Selected publications related to current funding:
1) Weihmuller FB, O'Dell SJ, Cole BN, Marshall JF (1991) MK-801 attenuates the dopamine-releasing but not the behavioral effects of methamphetamine: an in vivo microdialysis study. Brain Res 549:230-235. PMID:1884217.
2) O'Dell SJ, Weihmuller FB, Marshall JF (1991) Multiple methamphetamine injections induce marked increases in extracellular striatal dopamine which correlate with subsequent neurotoxicity. Brain Res 564:256-260. PMID:1810626.
3) Eisch AJ, Gaffney M, Weihmuller FB, O'Dell SJ, Marshall JF (1992) Striatal subregions are differentially vulnerable to the neurotoxic effects of methamphetamine. Brain Res 598:321-326. PMID:1486494.
4) O'Dell SJ, Weihmuller FB, Marshall JF (1993) Methamphetamine-induced dopamine overflow and injury to striatal dopamine terminals: attenuation by dopamine D1 or D2 antagonists. J Neurochem 60:1792-1799. PMID:8473897.
5) Eisch AJ, O'Dell SJ, Marshall JF (1996) Striatal and cortical NMDA receptors are altered by a neurotoxic regimen of methamphetamine. Synapse 22:217-225. PMID:9132989.
6) Eisch AJ, Schmued LC, Marshall JF (1998) Characterizing cortical neuron injury with Fluoro-Jade labeling after a neurotoxic regimen of methamphetamine. Synapse 30:329-333. PMID:9776136.
7) O'Dell SJ, Marshall JF (2000) Repeated administration of methamphetamine damages cells in the somatosensory cortex: overlap with cytochrome oxidase-rich barrels. Synapse 37:32-37. PMID:10842349.
8) Schroder N, O'Dell SJ, Marshall JF (2003) Neurotoxic methamphetamine regimen severely impairs recognition memory in rats. Synapse 49:89-96. PMID:12740864.
9) Belcher AM, O'Dell SJ, Marshall JF (2006) A sensitizing regimen of methamphetamine causes impairments in a novelty preference task of object recognition. Behav Brain Res 170:167-172. PMID:16600393.
10) Marshall JF, Belcher AM, Feinstein EM, O'Dell SJ (2007) Methamphetamine-induced neural and cognitive changes in rodents. Addiction 102 Suppl 1:61-69. PMID:17493054.
11) Belcher AM, Feinstein EM, O'Dell SJ, Marshall JF (2008) Methamphetamine influences on recognition memory: comparison of escalating and single-day dosing regimens.
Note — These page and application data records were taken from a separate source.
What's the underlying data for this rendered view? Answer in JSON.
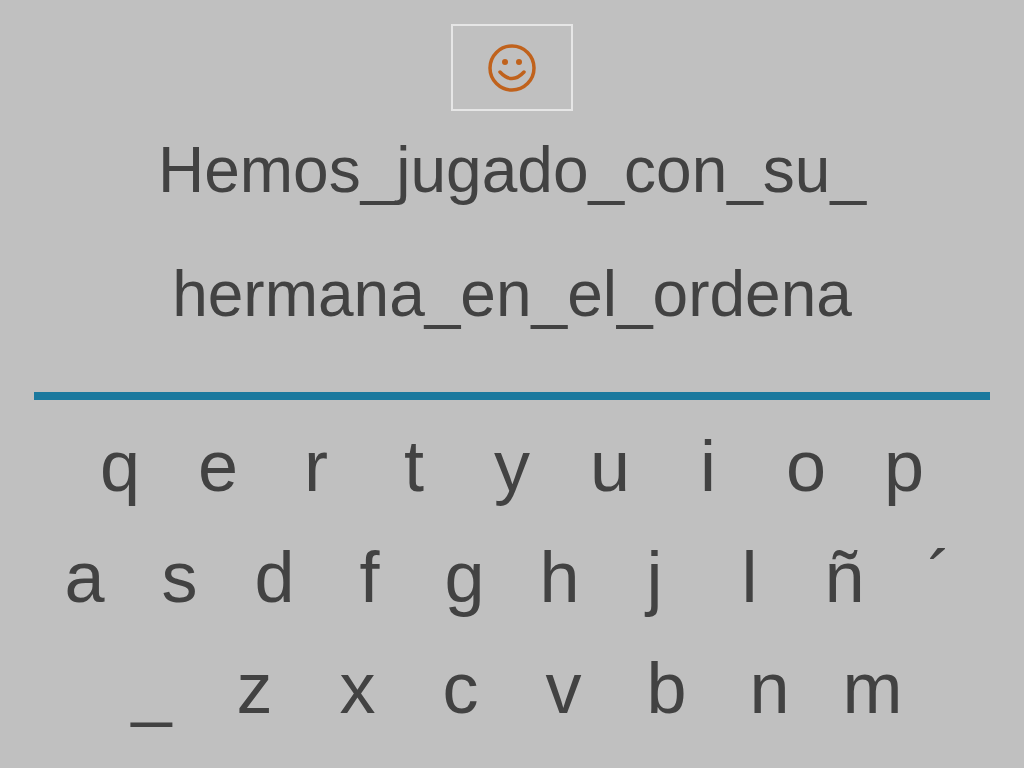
{
  "sentence_lines": [
    "Hemos_jugado_con_su_",
    "hermana_en_el_ordena"
  ],
  "keyboard_rows": [
    [
      "q",
      "e",
      "r",
      "t",
      "y",
      "u",
      "i",
      "o",
      "p"
    ],
    [
      "a",
      "s",
      "d",
      "f",
      "g",
      "h",
      "j",
      "l",
      "ñ",
      "´"
    ],
    [
      "_",
      "z",
      "x",
      "c",
      "v",
      "b",
      "n",
      "m"
    ]
  ]
}
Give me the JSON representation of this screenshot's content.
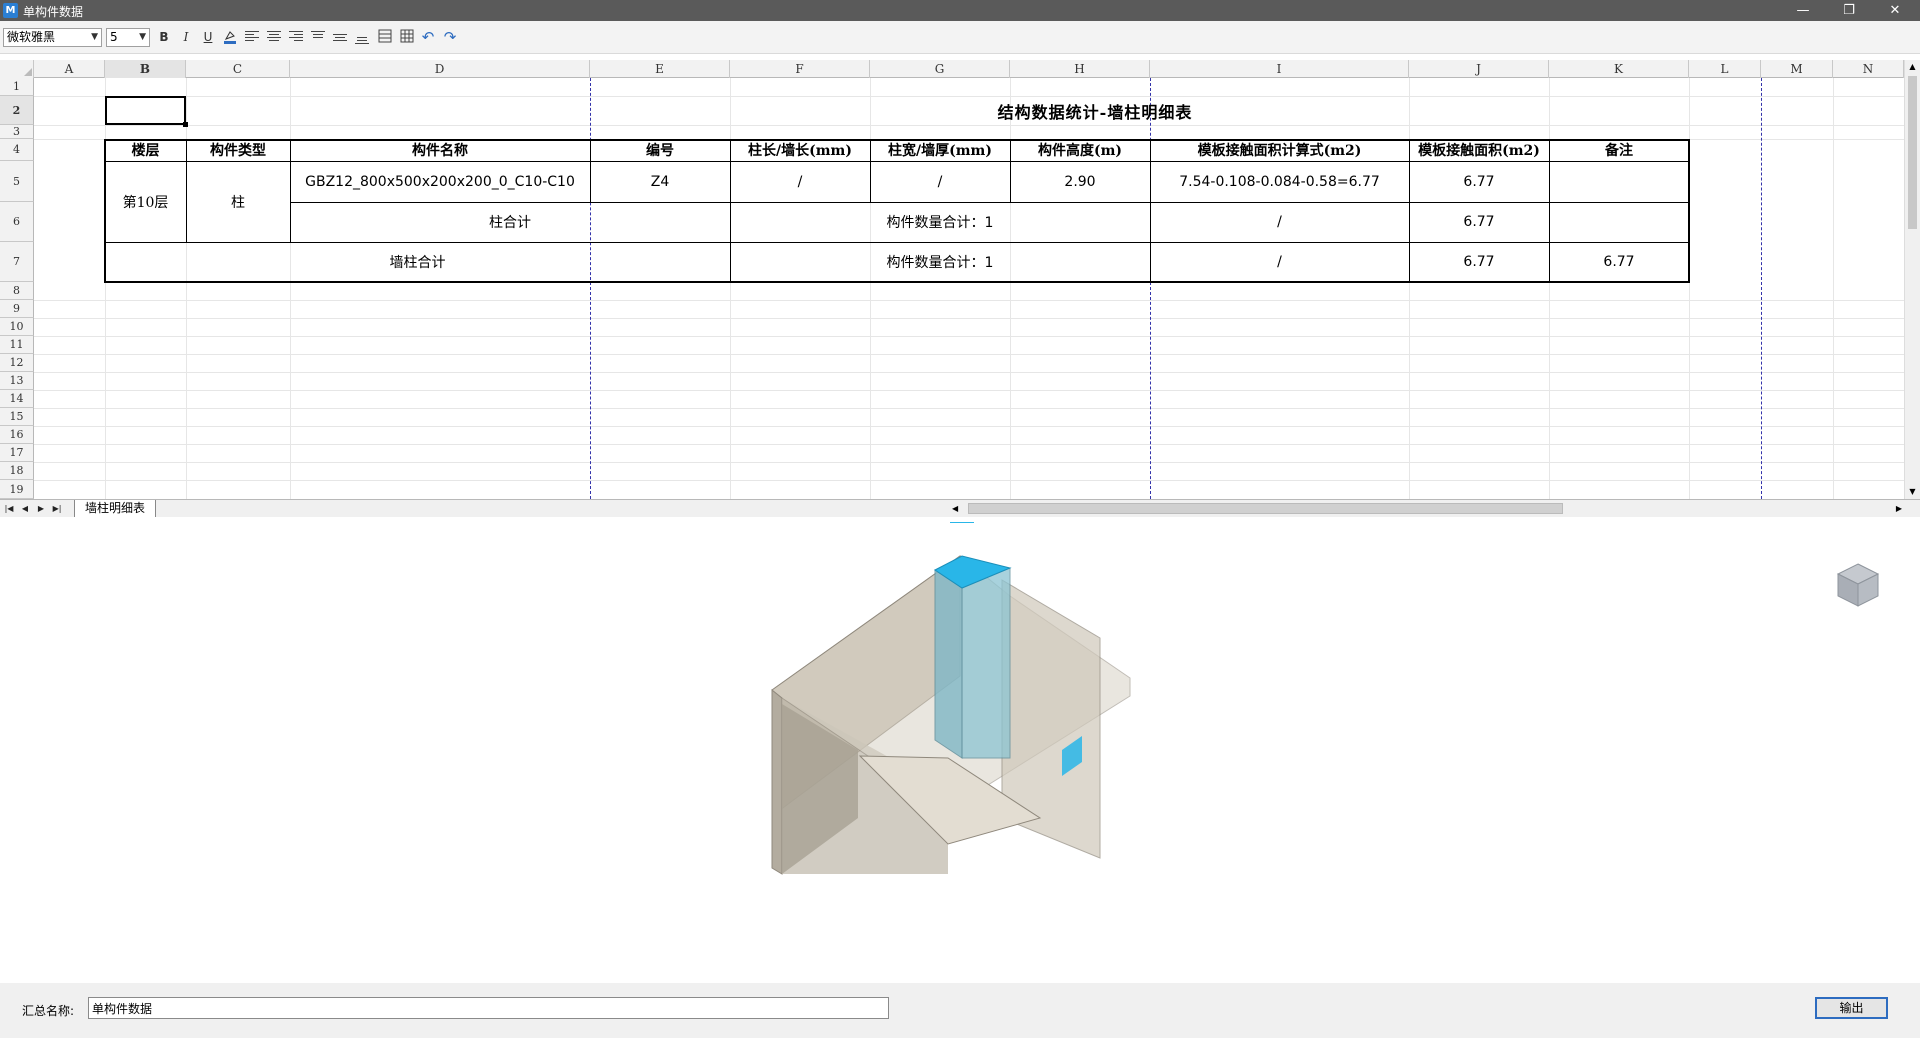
{
  "window": {
    "title": "单构件数据"
  },
  "toolbar": {
    "font_name": "微软雅黑",
    "font_size": "5",
    "bold": "B",
    "italic": "I",
    "underline": "U",
    "icons": [
      "fill-color-icon",
      "align-left-icon",
      "align-center-icon",
      "align-right-icon",
      "align-top-icon",
      "align-middle-icon",
      "align-bottom-icon",
      "merge-cells-icon",
      "grid-icon",
      "undo-icon",
      "redo-icon"
    ]
  },
  "sheet": {
    "columns": [
      "A",
      "B",
      "C",
      "D",
      "E",
      "F",
      "G",
      "H",
      "I",
      "J",
      "K",
      "L",
      "M",
      "N"
    ],
    "rows": [
      "1",
      "2",
      "3",
      "4",
      "5",
      "6",
      "7",
      "8",
      "9",
      "10",
      "11",
      "12",
      "13",
      "14",
      "15",
      "16",
      "17",
      "18",
      "19"
    ],
    "title": "结构数据统计-墙柱明细表",
    "table": {
      "headers": [
        "楼层",
        "构件类型",
        "构件名称",
        "编号",
        "柱长/墙长(mm)",
        "柱宽/墙厚(mm)",
        "构件高度(m)",
        "模板接触面积计算式(m2)",
        "模板接触面积(m2)",
        "备注"
      ],
      "floor": "第10层",
      "type": "柱",
      "name": "GBZ12_800x500x200x200_0_C10-C10",
      "code": "Z4",
      "length": "/",
      "width": "/",
      "height": "2.90",
      "formula": "7.54-0.108-0.084-0.58=6.77",
      "area": "6.77",
      "remark": "",
      "subtotal_label": "柱合计",
      "subtotal_count": "构件数量合计：1",
      "subtotal_formula": "/",
      "subtotal_area": "6.77",
      "total_label": "墙柱合计",
      "total_count": "构件数量合计：1",
      "total_formula": "/",
      "total_area": "6.77",
      "total_remark": "6.77"
    },
    "tab_name": "墙柱明细表"
  },
  "footer": {
    "summary_label": "汇总名称:",
    "summary_value": "单构件数据",
    "export_label": "输出"
  },
  "colors": {
    "titlebar": "#5a5a5a",
    "column_highlight": "#29b6e8",
    "wall": "#c9c2b4",
    "accent": "#2d6cc0"
  }
}
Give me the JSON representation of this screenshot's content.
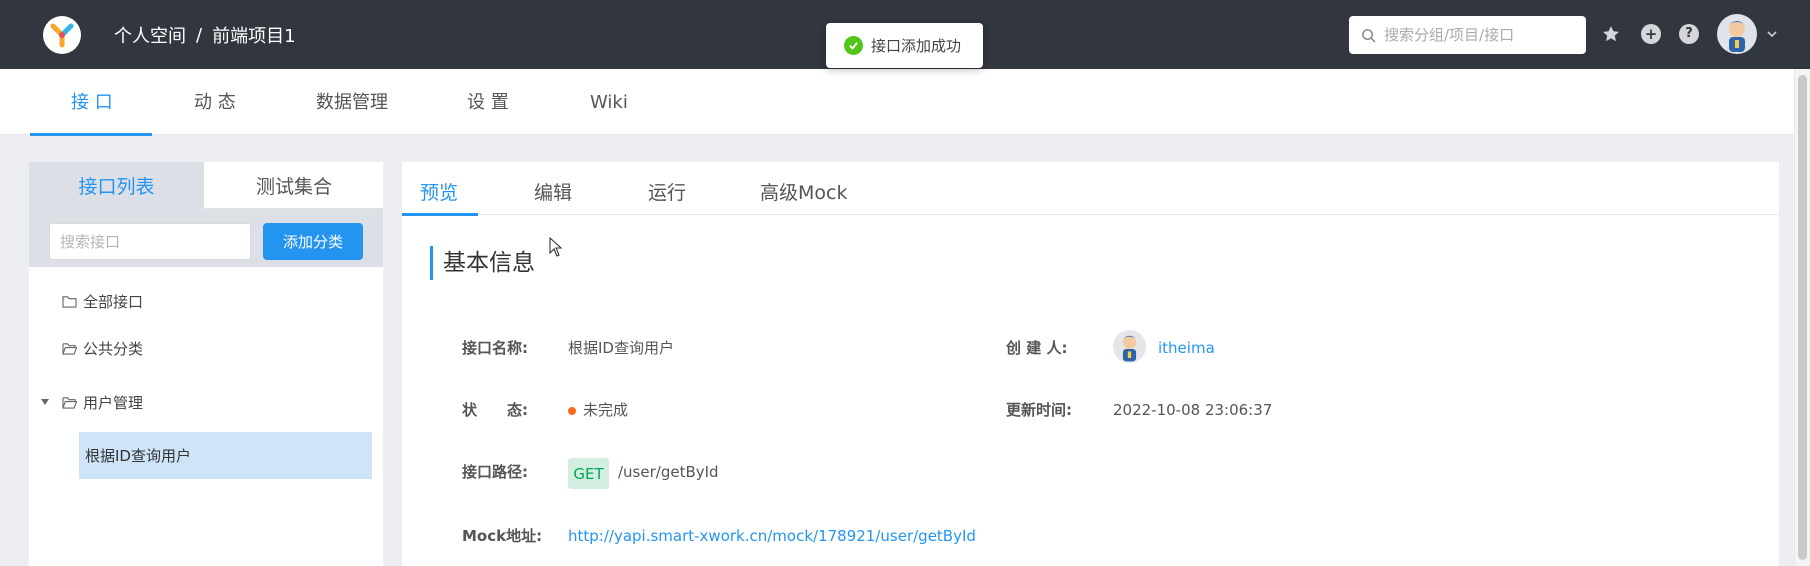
{
  "header": {
    "breadcrumb": {
      "space": "个人空间",
      "separator": "/",
      "project": "前端项目1"
    },
    "search_placeholder": "搜索分组/项目/接口",
    "icons": [
      "star-icon",
      "plus-icon",
      "help-icon"
    ]
  },
  "toast": {
    "message": "接口添加成功"
  },
  "subnav": {
    "tabs": [
      {
        "label": "接 口"
      },
      {
        "label": "动 态"
      },
      {
        "label": "数据管理"
      },
      {
        "label": "设 置"
      },
      {
        "label": "Wiki"
      }
    ]
  },
  "sidebar": {
    "tabs": [
      {
        "label": "接口列表"
      },
      {
        "label": "测试集合"
      }
    ],
    "search_placeholder": "搜索接口",
    "add_button": "添加分类",
    "tree": [
      {
        "label": "全部接口"
      },
      {
        "label": "公共分类"
      },
      {
        "label": "用户管理"
      }
    ],
    "selected_item": "根据ID查询用户"
  },
  "detail": {
    "tabs": [
      {
        "label": "预览"
      },
      {
        "label": "编辑"
      },
      {
        "label": "运行"
      },
      {
        "label": "高级Mock"
      }
    ],
    "section_title": "基本信息",
    "fields": {
      "name_label": "接口名称:",
      "name_value": "根据ID查询用户",
      "creator_label": "创 建 人:",
      "creator_value": "itheima",
      "status_label": "状　　态:",
      "status_value": "未完成",
      "updated_label": "更新时间:",
      "updated_value": "2022-10-08 23:06:37",
      "path_label": "接口路径:",
      "method": "GET",
      "path_value": "/user/getById",
      "mock_label": "Mock地址:",
      "mock_value": "http://yapi.smart-xwork.cn/mock/178921/user/getById"
    }
  },
  "colors": {
    "header_bg": "#32363f",
    "accent": "#2395f1",
    "success": "#52c41a",
    "status_incomplete": "#fa6b1c",
    "get_badge_bg": "#d3eee0",
    "get_badge_text": "#00a854"
  }
}
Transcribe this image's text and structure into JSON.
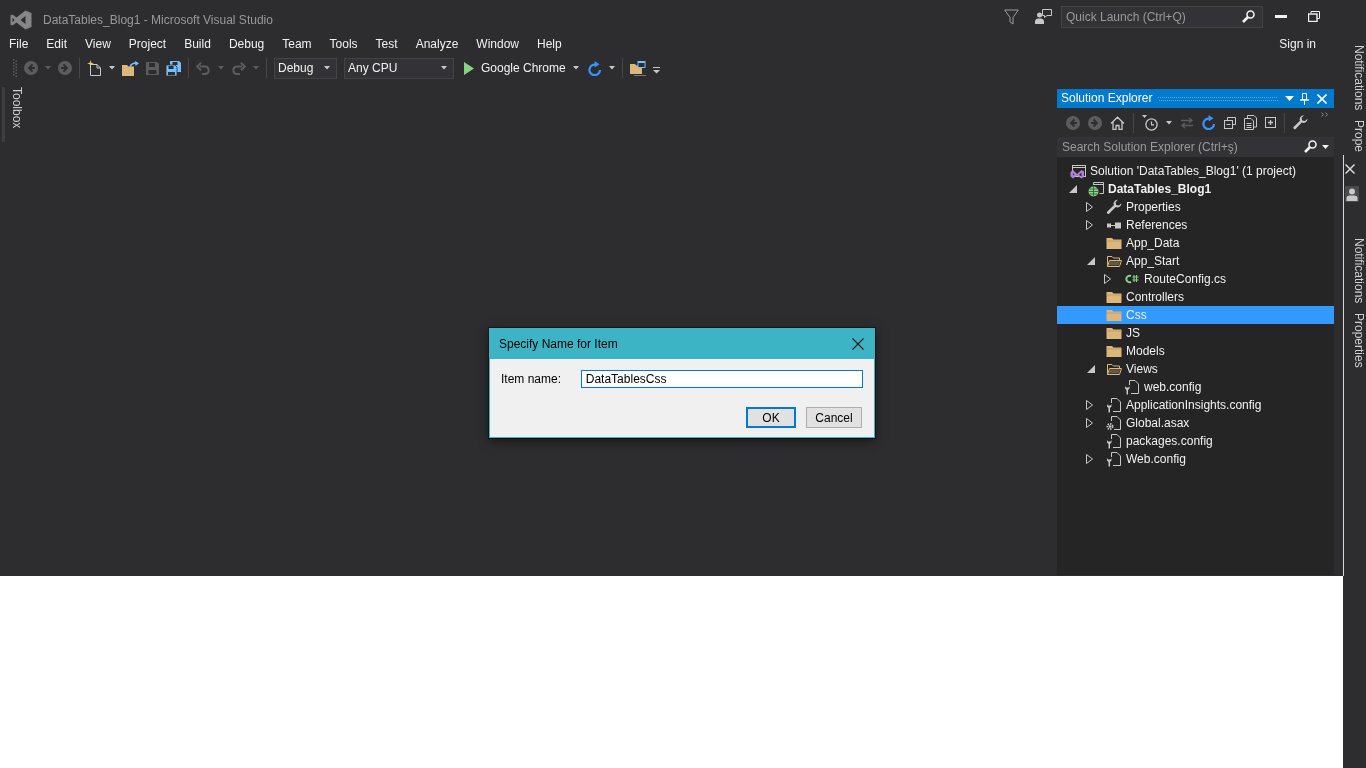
{
  "window": {
    "title": "DataTables_Blog1 - Microsoft Visual Studio"
  },
  "quick_launch": {
    "placeholder": "Quick Launch (Ctrl+Q)"
  },
  "menu": [
    "File",
    "Edit",
    "View",
    "Project",
    "Build",
    "Debug",
    "Team",
    "Tools",
    "Test",
    "Analyze",
    "Window",
    "Help"
  ],
  "account": {
    "label": "Sign in"
  },
  "toolbar": [
    {
      "kind": "grip"
    },
    {
      "kind": "back",
      "disabled": true
    },
    {
      "kind": "dropdown",
      "disabled": true
    },
    {
      "kind": "forward",
      "disabled": true
    },
    {
      "kind": "separator"
    },
    {
      "kind": "new",
      "disabled": false
    },
    {
      "kind": "dropdown",
      "disabled": false
    },
    {
      "kind": "open",
      "disabled": false
    },
    {
      "kind": "save",
      "disabled": true
    },
    {
      "kind": "save-all",
      "disabled": false
    },
    {
      "kind": "separator"
    },
    {
      "kind": "undo",
      "disabled": true
    },
    {
      "kind": "dropdown",
      "disabled": true
    },
    {
      "kind": "redo",
      "disabled": true
    },
    {
      "kind": "dropdown",
      "disabled": true
    },
    {
      "kind": "separator"
    },
    {
      "kind": "combo",
      "value": "Debug",
      "disabled": false
    },
    {
      "kind": "combo",
      "value": "Any CPU",
      "disabled": false
    },
    {
      "kind": "start",
      "label": "Google Chrome",
      "disabled": false
    },
    {
      "kind": "refresh",
      "disabled": false
    },
    {
      "kind": "dropdown",
      "disabled": false
    },
    {
      "kind": "separator"
    },
    {
      "kind": "browse",
      "disabled": false
    },
    {
      "kind": "overflow"
    }
  ],
  "left_tabs": [
    {
      "label": "Toolbox"
    }
  ],
  "solution_explorer": {
    "title": "Solution Explorer",
    "toolbar": [
      {
        "kind": "back",
        "disabled": true
      },
      {
        "kind": "forward",
        "disabled": true
      },
      {
        "kind": "home",
        "disabled": false
      },
      {
        "kind": "separator"
      },
      {
        "kind": "history",
        "disabled": false
      },
      {
        "kind": "dropdown",
        "disabled": false
      },
      {
        "kind": "sync",
        "disabled": true
      },
      {
        "kind": "refresh",
        "disabled": false
      },
      {
        "kind": "collapse",
        "disabled": false
      },
      {
        "kind": "copy",
        "disabled": false
      },
      {
        "kind": "add",
        "disabled": false
      },
      {
        "kind": "separator"
      },
      {
        "kind": "wrench",
        "disabled": false
      },
      {
        "kind": "overflow"
      }
    ],
    "search": {
      "placeholder": "Search Solution Explorer (Ctrl+ş)"
    },
    "tree": [
      {
        "kind": "solution",
        "label": "Solution 'DataTables_Blog1' (1 project)",
        "selected": false,
        "children": [
          {
            "kind": "project",
            "label": "DataTables_Blog1",
            "expanded": true,
            "selected": false,
            "children": [
              {
                "kind": "properties",
                "label": "Properties",
                "expanded": false,
                "selected": false
              },
              {
                "kind": "references",
                "label": "References",
                "expanded": false,
                "selected": false
              },
              {
                "kind": "folder",
                "label": "App_Data",
                "selected": false
              },
              {
                "kind": "folder",
                "label": "App_Start",
                "expanded": true,
                "selected": false,
                "children": [
                  {
                    "kind": "code",
                    "label": "RouteConfig.cs",
                    "expanded": false,
                    "selected": false
                  }
                ]
              },
              {
                "kind": "folder",
                "label": "Controllers",
                "selected": false
              },
              {
                "kind": "folder",
                "label": "Css",
                "selected": true
              },
              {
                "kind": "folder",
                "label": "JS",
                "selected": false
              },
              {
                "kind": "folder",
                "label": "Models",
                "selected": false
              },
              {
                "kind": "folder",
                "label": "Views",
                "expanded": true,
                "selected": false,
                "children": [
                  {
                    "kind": "config",
                    "label": "web.config",
                    "selected": false
                  }
                ]
              },
              {
                "kind": "config",
                "label": "ApplicationInsights.config",
                "expanded": false,
                "selected": false
              },
              {
                "kind": "asax",
                "label": "Global.asax",
                "expanded": false,
                "selected": false
              },
              {
                "kind": "config",
                "label": "packages.config",
                "selected": false
              },
              {
                "kind": "config",
                "label": "Web.config",
                "expanded": false,
                "selected": false
              }
            ]
          }
        ]
      }
    ]
  },
  "side_bar": [
    {
      "items": [
        {
          "kind": "tab",
          "label": "Notifications"
        },
        {
          "kind": "tab",
          "label": "Prope"
        }
      ]
    },
    {
      "items": [
        {
          "kind": "close"
        },
        {
          "kind": "account"
        },
        {
          "kind": "tab",
          "label": "Notifications"
        },
        {
          "kind": "tab",
          "label": "Properties"
        }
      ]
    }
  ],
  "dialog": {
    "title": "Specify Name for Item",
    "label": "Item name:",
    "value": "DataTablesCss",
    "buttons": [
      {
        "label": "OK",
        "default": true
      },
      {
        "label": "Cancel",
        "default": false
      }
    ]
  }
}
Neuropsychopharmacology 33:1453-1463. PMID:17637607.
12) Gross NB, Marshall JF (2009) Striatal dopamine and glutamate receptors modulate methamphetamine-induced cortical Fos expression. Neuroscience 161:1114-1125. PMID:19374938. PMCID: PMC2716135.
13) Izquierdo A, Belcher AM, Scott L, Cazares VA, Chen J, O'Dell SJ, Malvaez M, Wu T, Marshall JF (2010) Reversal-specific learning impairments after a binge regimen of methamphetamine in rats: possible involvement of striatal dopamine. Neuropsychopharmacology 35:505-514. PMID:19794407. PMCID: PMC2795129.
14) O'Dell SJ, Feinberg LM, Marshall JF (2011) A neurotoxic regimen of methamphetamine impairs novelty recognition as measured by a social odor-based task. Behav Brain Res 216:396-401. PMID:20797410.
15) Gross NB, Duncker PC, Marshall JF (2011) Striatal dopamine D1 and D2 receptors: Widespread influences on methamphetamine-induced dopamine and serotonin neurotoxicity. Synapse. PMID:21584865.
|Grant||NIDA RO1 DA12204, Methamphetamine Abuse and Cortical Injury, John F. Marshall, PI|
2005 Molecular and Cellular Cognition Society
1999 International Basal Ganglia Society
1991 International Brain Research Organization
1991 New York Academy of Sciences
1989 Integrative/Behavioral Neuroscience Group
1978 Brain Neurochemicals and Behavior Society
1977 Society for Neuroscience
1973 American Association for the Advancement of Scie
1972 Society of Sigma Xi
1970 Phi Beta Kappa
Neurobiology and Behavior
|Research Center||Center for Neurobiology of Learning and Memory|
|Link to this profile||http://www.faculty.uci.edu/profile.cfm?faculty_id=2141|